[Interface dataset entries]
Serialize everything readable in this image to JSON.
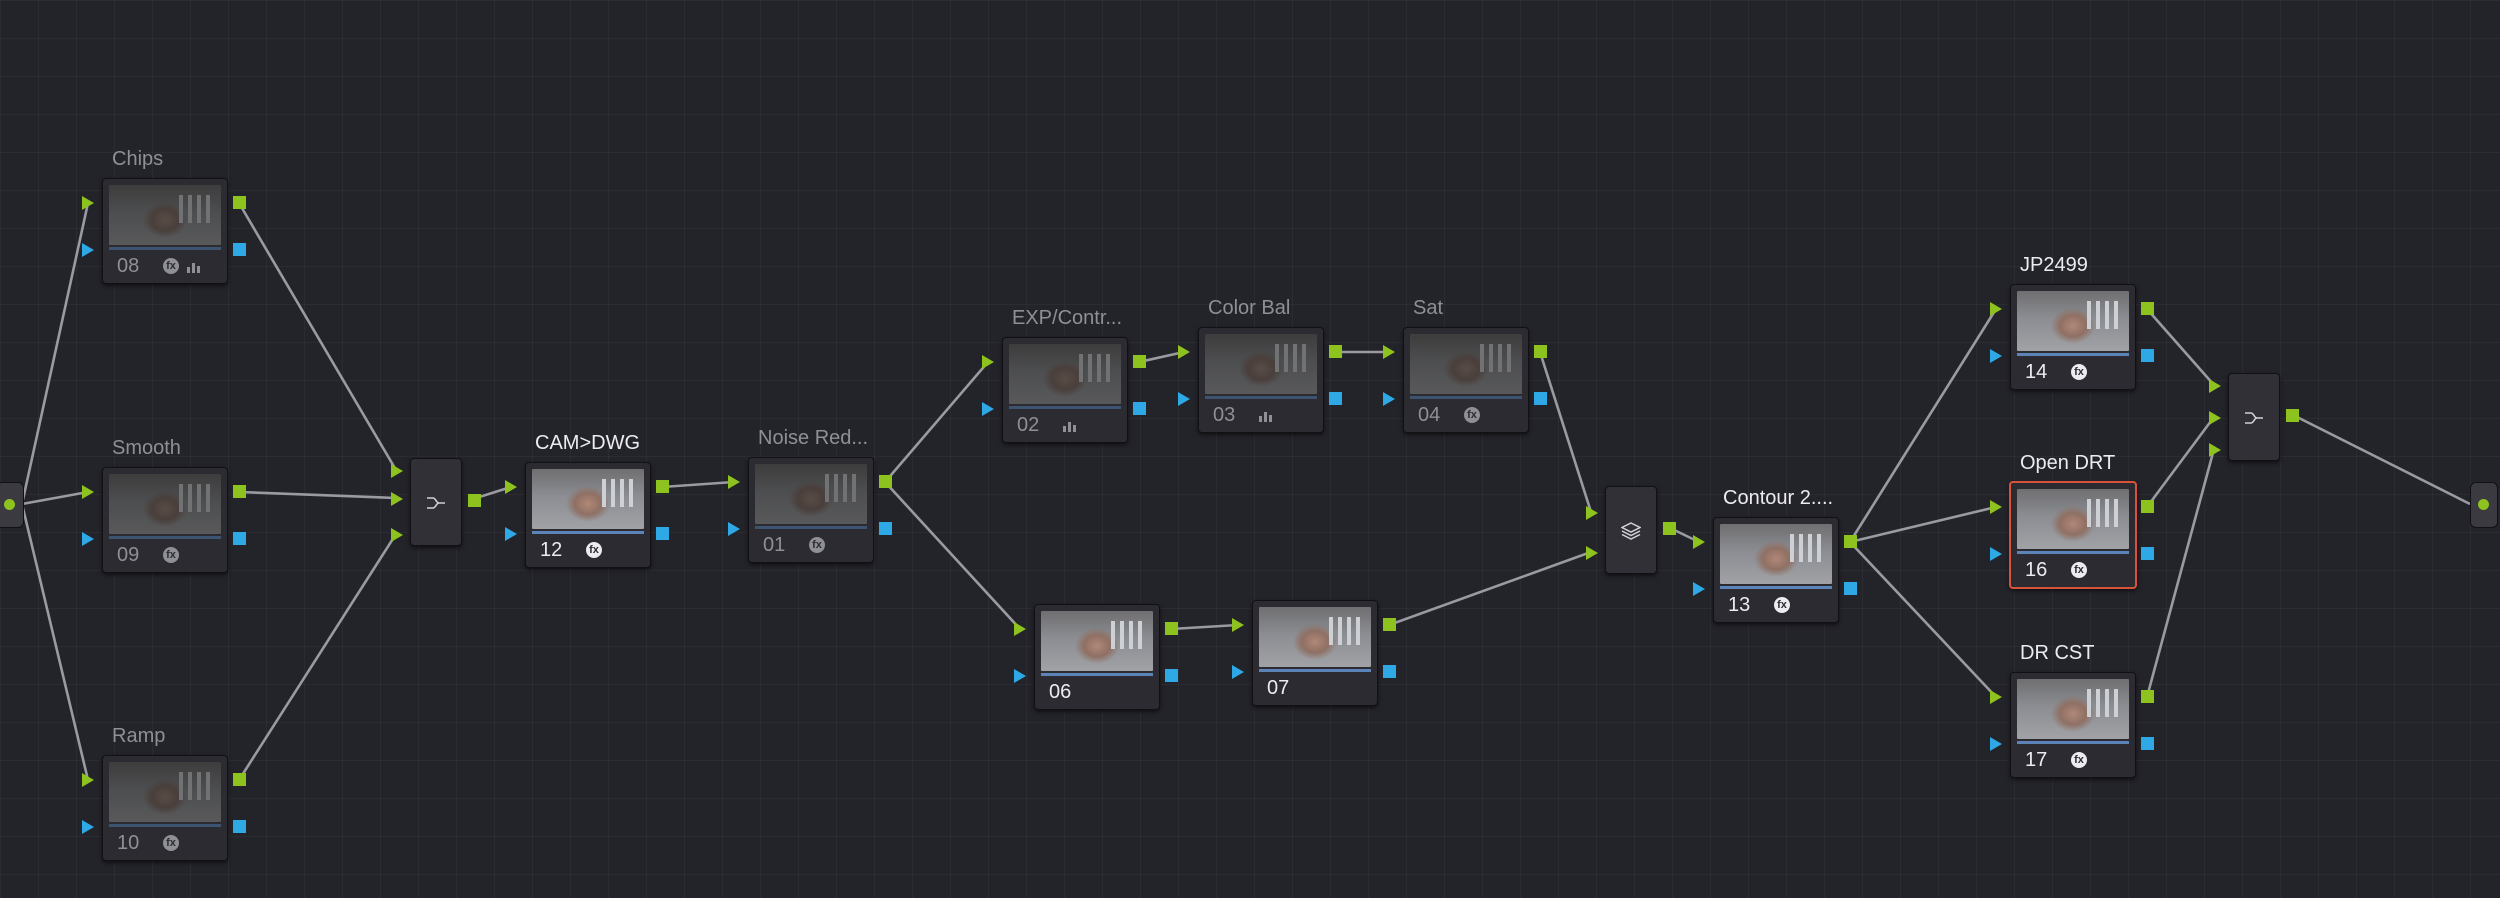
{
  "app": "DaVinci Resolve Color Page Node Graph",
  "colors": {
    "background": "#23232a",
    "rgb_port": "#8dc21f",
    "key_port": "#2fa8e6",
    "selected_border": "#d8523c",
    "wire": "#9a9aa2"
  },
  "nodes": {
    "chips": {
      "label": "Chips",
      "number": "08",
      "fx": "fx",
      "icon": "bars-icon"
    },
    "smooth": {
      "label": "Smooth",
      "number": "09",
      "fx": "fx"
    },
    "ramp": {
      "label": "Ramp",
      "number": "10",
      "fx": "fx"
    },
    "cam_dwg": {
      "label": "CAM>DWG",
      "number": "12",
      "fx": "fx"
    },
    "noise_red": {
      "label": "Noise Red...",
      "number": "01",
      "fx": "fx"
    },
    "exp_contr": {
      "label": "EXP/Contr...",
      "number": "02",
      "icon": "bars-icon"
    },
    "color_bal": {
      "label": "Color Bal",
      "number": "03",
      "icon": "bars-icon"
    },
    "sat": {
      "label": "Sat",
      "number": "04",
      "fx": "fx"
    },
    "n06": {
      "label": "",
      "number": "06"
    },
    "n07": {
      "label": "",
      "number": "07"
    },
    "contour": {
      "label": "Contour 2....",
      "number": "13",
      "fx": "fx"
    },
    "jp2499": {
      "label": "JP2499",
      "number": "14",
      "fx": "fx"
    },
    "open_drt": {
      "label": "Open DRT",
      "number": "16",
      "fx": "fx",
      "selected": true
    },
    "dr_cst": {
      "label": "DR CST",
      "number": "17",
      "fx": "fx"
    }
  },
  "mixers": {
    "parallel_mixer_1": {
      "icon": "parallel-mixer-icon"
    },
    "layer_mixer": {
      "icon": "layer-mixer-icon"
    },
    "parallel_mixer_2": {
      "icon": "parallel-mixer-icon"
    }
  }
}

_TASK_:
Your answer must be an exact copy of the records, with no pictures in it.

_RESULT_:
Serialize everything readable in this image to JSON.
{
  "app": "DaVinci Resolve Color Page Node Graph",
  "colors": {
    "background": "#23232a",
    "rgb_port": "#8dc21f",
    "key_port": "#2fa8e6",
    "selected_border": "#d8523c",
    "wire": "#9a9aa2"
  },
  "nodes": {
    "chips": {
      "label": "Chips",
      "number": "08",
      "fx": "fx",
      "icon": "bars-icon"
    },
    "smooth": {
      "label": "Smooth",
      "number": "09",
      "fx": "fx"
    },
    "ramp": {
      "label": "Ramp",
      "number": "10",
      "fx": "fx"
    },
    "cam_dwg": {
      "label": "CAM>DWG",
      "number": "12",
      "fx": "fx"
    },
    "noise_red": {
      "label": "Noise Red...",
      "number": "01",
      "fx": "fx"
    },
    "exp_contr": {
      "label": "EXP/Contr...",
      "number": "02",
      "icon": "bars-icon"
    },
    "color_bal": {
      "label": "Color Bal",
      "number": "03",
      "icon": "bars-icon"
    },
    "sat": {
      "label": "Sat",
      "number": "04",
      "fx": "fx"
    },
    "n06": {
      "label": "",
      "number": "06"
    },
    "n07": {
      "label": "",
      "number": "07"
    },
    "contour": {
      "label": "Contour 2....",
      "number": "13",
      "fx": "fx"
    },
    "jp2499": {
      "label": "JP2499",
      "number": "14",
      "fx": "fx"
    },
    "open_drt": {
      "label": "Open DRT",
      "number": "16",
      "fx": "fx",
      "selected": true
    },
    "dr_cst": {
      "label": "DR CST",
      "number": "17",
      "fx": "fx"
    }
  },
  "mixers": {
    "parallel_mixer_1": {
      "icon": "parallel-mixer-icon"
    },
    "layer_mixer": {
      "icon": "layer-mixer-icon"
    },
    "parallel_mixer_2": {
      "icon": "parallel-mixer-icon"
    }
  }
}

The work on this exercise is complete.